_Task statement_: Lines with "labels": please show every one of them from the listing below.

_Exercise materials_:
···

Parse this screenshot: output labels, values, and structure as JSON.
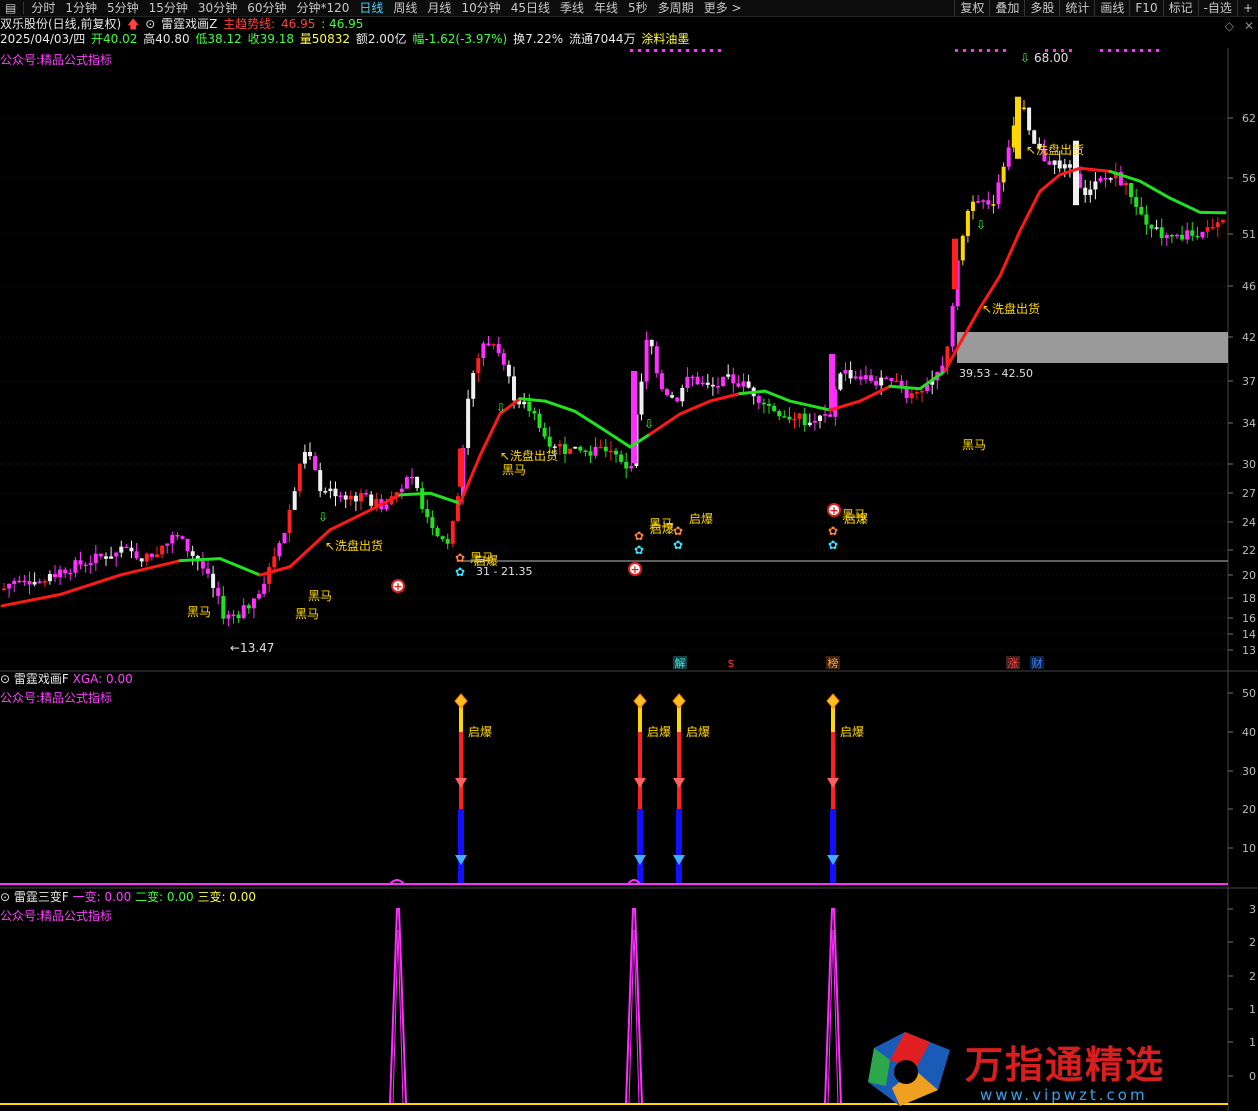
{
  "toolbar": {
    "items": [
      "分时",
      "1分钟",
      "5分钟",
      "15分钟",
      "30分钟",
      "60分钟",
      "分钟*120",
      "日线",
      "周线",
      "月线",
      "10分钟",
      "45日线",
      "季线",
      "年线",
      "5秒",
      "多周期",
      "更多 >"
    ],
    "active": "日线",
    "right_items": [
      "复权",
      "叠加",
      "多股",
      "统计",
      "画线",
      "F10",
      "标记",
      "-自选",
      "+"
    ]
  },
  "header": {
    "stock": "双乐股份(日线,前复权)",
    "indicator": "雷霆戏画Z",
    "trend_label": "主趋势线:",
    "trend_v1": "46.95",
    "trend_v2": ": 46.95",
    "date": "2025/04/03/四",
    "open": "开40.02",
    "high": "高40.80",
    "low": "低38.12",
    "close": "收39.18",
    "volume": "量50832",
    "amount": "额2.00亿",
    "change": "幅-1.62(-3.97%)",
    "turnover": "换7.22%",
    "float": "流通7044万",
    "sector": "涂料油墨",
    "watermark1": "公众号:精品公式指标"
  },
  "colors": {
    "bull": "#ff2020",
    "bear": "#20e020",
    "magenta": "#ff30ff",
    "yellow": "#ffd700",
    "white": "#f0f0f0",
    "darkgreen": "#18a030",
    "trend_up": "#ff1818",
    "trend_down": "#22e022"
  },
  "panel1": {
    "y_ticks": [
      "62",
      "56",
      "51",
      "46",
      "42",
      "37",
      "34",
      "30",
      "27",
      "24",
      "22",
      "20",
      "18",
      "16",
      "14",
      "13"
    ],
    "labels": {
      "peak": "68.00",
      "low": "13.47",
      "zone": "39.53 - 42.50",
      "zone2": "31 - 21.35",
      "wash": "洗盘出货",
      "horse": "黑马",
      "burst": "启爆"
    },
    "events": [
      "解",
      "$",
      "榜",
      "涨",
      "财"
    ]
  },
  "panel2": {
    "title": "雷霆戏画F",
    "xga": "XGA: 0.00",
    "watermark": "公众号:精品公式指标",
    "y_ticks": [
      "50",
      "40",
      "30",
      "20",
      "10"
    ],
    "burst": "启爆"
  },
  "panel3": {
    "title": "雷霆三变F",
    "v1": "一变: 0.00",
    "v2": "二变: 0.00",
    "v3": "三变: 0.00",
    "watermark": "公众号:精品公式指标",
    "y_ticks": [
      "3",
      "2",
      "2",
      "1",
      "1",
      "0"
    ]
  },
  "chart_data": {
    "type": "candlestick",
    "ylim": [
      12,
      70
    ],
    "peak": 68.0,
    "trough": 13.47,
    "zone": [
      39.53,
      42.5
    ]
  },
  "brand": {
    "name": "万指通精选",
    "url": "www.vipwzt.com"
  }
}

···

_Answer space_:
Parse this screenshot: output labels, values, and structure as JSON.
    "labels": {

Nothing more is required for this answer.